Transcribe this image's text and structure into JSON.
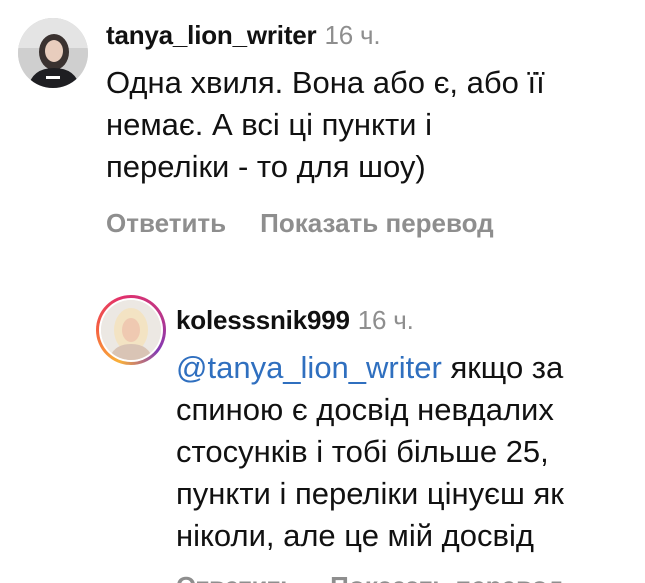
{
  "comments": [
    {
      "username": "tanya_lion_writer",
      "time": "16 ч.",
      "lines": [
        "Одна хвиля. Вона або є, або її",
        "немає. А всі ці пункти і",
        "переліки - то для шоу)"
      ],
      "actions": {
        "reply": "Ответить",
        "translate": "Показать перевод"
      }
    },
    {
      "username": "kolesssnik999",
      "time": "16 ч.",
      "mention": "@tanya_lion_writer",
      "first_line_rest": " якщо за",
      "lines": [
        "спиною є досвід невдалих",
        "стосунків і тобі більше 25,",
        "пункти і переліки цінуєш як",
        "ніколи, але це мій досвід"
      ],
      "actions": {
        "reply": "Ответить",
        "translate": "Показать перевод"
      }
    }
  ],
  "colors": {
    "mention": "#2f6fbf",
    "muted": "#8e8e8e",
    "story_ring": [
      "#f9b13a",
      "#e1306c",
      "#833ab4"
    ]
  }
}
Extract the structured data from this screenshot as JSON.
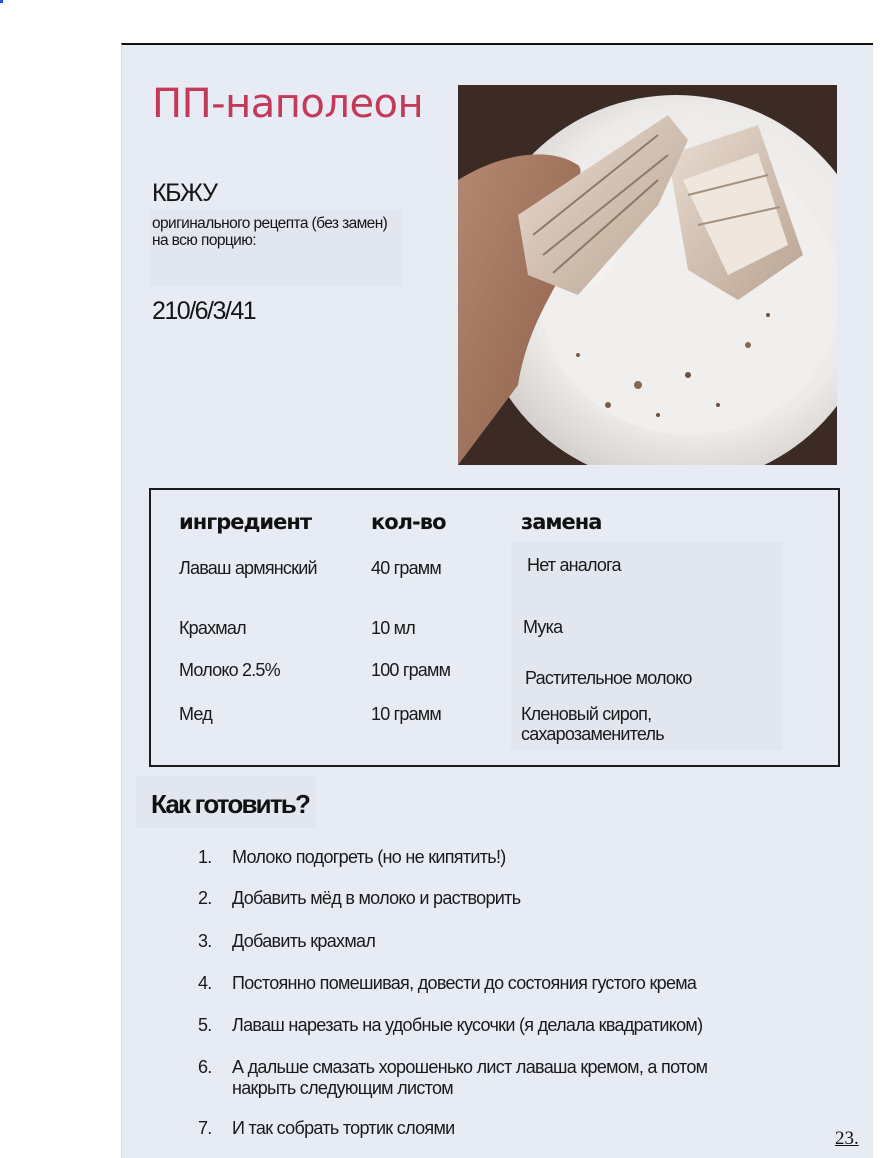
{
  "recipe": {
    "title": "ПП-наполеон",
    "kbju_title": "КБЖУ",
    "kbju_note": "оригинального рецепта (без замен) на всю порцию:",
    "kbju_value": "210/6/3/41"
  },
  "ingredients": {
    "headers": {
      "ingredient": "ингредиент",
      "amount": "кол-во",
      "substitute": "замена"
    },
    "rows": [
      {
        "ingredient": "Лаваш армянский",
        "amount": "40 грамм",
        "substitute": "Нет аналога"
      },
      {
        "ingredient": "Крахмал",
        "amount": "10 мл",
        "substitute": "Мука"
      },
      {
        "ingredient": "Молоко 2.5%",
        "amount": "100 грамм",
        "substitute": "Растительное молоко"
      },
      {
        "ingredient": "Мед",
        "amount": "10 грамм",
        "substitute": "Кленовый сироп, сахарозаменитель"
      }
    ]
  },
  "how_to": {
    "title": "Как готовить?",
    "steps": [
      {
        "num": "1.",
        "text": "Молоко подогреть (но не кипятить!)"
      },
      {
        "num": "2.",
        "text": "Добавить мёд в молоко и растворить"
      },
      {
        "num": "3.",
        "text": "Добавить крахмал"
      },
      {
        "num": "4.",
        "text": "Постоянно помешивая, довести до состояния густого крема"
      },
      {
        "num": "5.",
        "text": "Лаваш нарезать на удобные кусочки (я делала квадратиком)"
      },
      {
        "num": "6.",
        "text": "А дальше смазать хорошенько лист лаваша кремом, а потом накрыть следующим листом"
      },
      {
        "num": "7.",
        "text": "И так собрать тортик слоями"
      }
    ]
  },
  "page_number": "23.",
  "colors": {
    "page_bg": "#e7ebf4",
    "title": "#c4395a",
    "table_border": "#1c1c1c"
  },
  "photo": {
    "icon": "dessert-photo"
  }
}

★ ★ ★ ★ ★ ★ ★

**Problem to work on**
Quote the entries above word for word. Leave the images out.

**Exercise result**
Transcribe this image's text and structure into JSON.
{
  "comments": [
    {
      "username": "tanya_lion_writer",
      "time": "16 ч.",
      "lines": [
        "Одна хвиля. Вона або є, або її",
        "немає. А всі ці пункти і",
        "переліки - то для шоу)"
      ],
      "actions": {
        "reply": "Ответить",
        "translate": "Показать перевод"
      }
    },
    {
      "username": "kolesssnik999",
      "time": "16 ч.",
      "mention": "@tanya_lion_writer",
      "first_line_rest": " якщо за",
      "lines": [
        "спиною є досвід невдалих",
        "стосунків і тобі більше 25,",
        "пункти і переліки цінуєш як",
        "ніколи, але це мій досвід"
      ],
      "actions": {
        "reply": "Ответить",
        "translate": "Показать перевод"
      }
    }
  ],
  "colors": {
    "mention": "#2f6fbf",
    "muted": "#8e8e8e",
    "story_ring": [
      "#f9b13a",
      "#e1306c",
      "#833ab4"
    ]
  }
}
Extract the structured data from this screenshot as JSON.
{
  "recipe": {
    "title": "ПП-наполеон",
    "kbju_title": "КБЖУ",
    "kbju_note": "оригинального рецепта (без замен) на всю порцию:",
    "kbju_value": "210/6/3/41"
  },
  "ingredients": {
    "headers": {
      "ingredient": "ингредиент",
      "amount": "кол-во",
      "substitute": "замена"
    },
    "rows": [
      {
        "ingredient": "Лаваш армянский",
        "amount": "40 грамм",
        "substitute": "Нет аналога"
      },
      {
        "ingredient": "Крахмал",
        "amount": "10 мл",
        "substitute": "Мука"
      },
      {
        "ingredient": "Молоко 2.5%",
        "amount": "100 грамм",
        "substitute": "Растительное молоко"
      },
      {
        "ingredient": "Мед",
        "amount": "10 грамм",
        "substitute": "Кленовый сироп, сахарозаменитель"
      }
    ]
  },
  "how_to": {
    "title": "Как готовить?",
    "steps": [
      {
        "num": "1.",
        "text": "Молоко подогреть (но не кипятить!)"
      },
      {
        "num": "2.",
        "text": "Добавить мёд в молоко и растворить"
      },
      {
        "num": "3.",
        "text": "Добавить крахмал"
      },
      {
        "num": "4.",
        "text": "Постоянно помешивая, довести до состояния густого крема"
      },
      {
        "num": "5.",
        "text": "Лаваш нарезать на удобные кусочки (я делала квадратиком)"
      },
      {
        "num": "6.",
        "text": "А дальше смазать хорошенько лист лаваша кремом, а потом накрыть следующим листом"
      },
      {
        "num": "7.",
        "text": "И так собрать тортик слоями"
      }
    ]
  },
  "page_number": "23.",
  "colors": {
    "page_bg": "#e7ebf4",
    "title": "#c4395a",
    "table_border": "#1c1c1c"
  },
  "photo": {
    "icon": "dessert-photo"
  }
}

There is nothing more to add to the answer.